Description of the task => For the word "this", count the lines of the records that hold it, and give only that number.

Data provided =>

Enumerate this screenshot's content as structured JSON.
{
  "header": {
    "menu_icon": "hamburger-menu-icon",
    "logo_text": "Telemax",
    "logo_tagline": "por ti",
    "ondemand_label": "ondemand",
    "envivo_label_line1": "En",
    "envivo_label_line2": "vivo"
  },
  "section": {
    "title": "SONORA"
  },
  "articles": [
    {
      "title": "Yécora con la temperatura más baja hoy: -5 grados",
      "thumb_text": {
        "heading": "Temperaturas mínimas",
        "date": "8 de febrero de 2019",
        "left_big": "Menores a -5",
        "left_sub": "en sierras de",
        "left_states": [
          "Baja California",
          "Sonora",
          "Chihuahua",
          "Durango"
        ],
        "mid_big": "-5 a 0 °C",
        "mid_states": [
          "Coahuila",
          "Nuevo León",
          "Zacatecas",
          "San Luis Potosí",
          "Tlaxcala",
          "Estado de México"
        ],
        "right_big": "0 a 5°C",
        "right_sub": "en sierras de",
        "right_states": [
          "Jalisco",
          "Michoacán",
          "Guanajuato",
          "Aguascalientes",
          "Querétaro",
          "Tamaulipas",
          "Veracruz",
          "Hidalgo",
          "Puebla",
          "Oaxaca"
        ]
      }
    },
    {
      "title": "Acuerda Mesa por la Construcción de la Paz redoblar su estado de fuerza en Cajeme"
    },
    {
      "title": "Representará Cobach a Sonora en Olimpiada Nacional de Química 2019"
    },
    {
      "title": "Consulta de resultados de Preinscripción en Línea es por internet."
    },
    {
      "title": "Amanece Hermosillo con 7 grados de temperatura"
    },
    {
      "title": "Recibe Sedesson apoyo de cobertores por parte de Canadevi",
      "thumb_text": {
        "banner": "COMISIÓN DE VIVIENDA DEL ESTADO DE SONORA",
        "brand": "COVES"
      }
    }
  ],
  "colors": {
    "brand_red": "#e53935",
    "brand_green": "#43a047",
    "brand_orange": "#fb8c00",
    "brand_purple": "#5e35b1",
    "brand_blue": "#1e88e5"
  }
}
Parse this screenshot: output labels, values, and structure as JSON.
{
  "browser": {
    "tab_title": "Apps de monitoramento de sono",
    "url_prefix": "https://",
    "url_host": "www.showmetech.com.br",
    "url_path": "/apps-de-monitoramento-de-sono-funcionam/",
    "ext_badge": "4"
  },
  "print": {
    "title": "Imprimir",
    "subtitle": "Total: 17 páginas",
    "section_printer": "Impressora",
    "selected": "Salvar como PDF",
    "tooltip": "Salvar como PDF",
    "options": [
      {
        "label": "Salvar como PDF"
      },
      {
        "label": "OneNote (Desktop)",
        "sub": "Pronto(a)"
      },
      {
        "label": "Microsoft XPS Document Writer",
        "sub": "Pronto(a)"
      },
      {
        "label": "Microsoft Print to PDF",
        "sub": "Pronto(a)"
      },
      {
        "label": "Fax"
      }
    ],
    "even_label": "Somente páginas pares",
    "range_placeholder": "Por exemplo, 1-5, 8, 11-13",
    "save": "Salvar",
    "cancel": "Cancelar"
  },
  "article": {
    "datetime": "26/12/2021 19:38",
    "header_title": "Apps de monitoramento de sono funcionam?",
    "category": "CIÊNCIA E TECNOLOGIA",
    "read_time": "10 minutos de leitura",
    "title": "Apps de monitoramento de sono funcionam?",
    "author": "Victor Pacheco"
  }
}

Exercise result => 2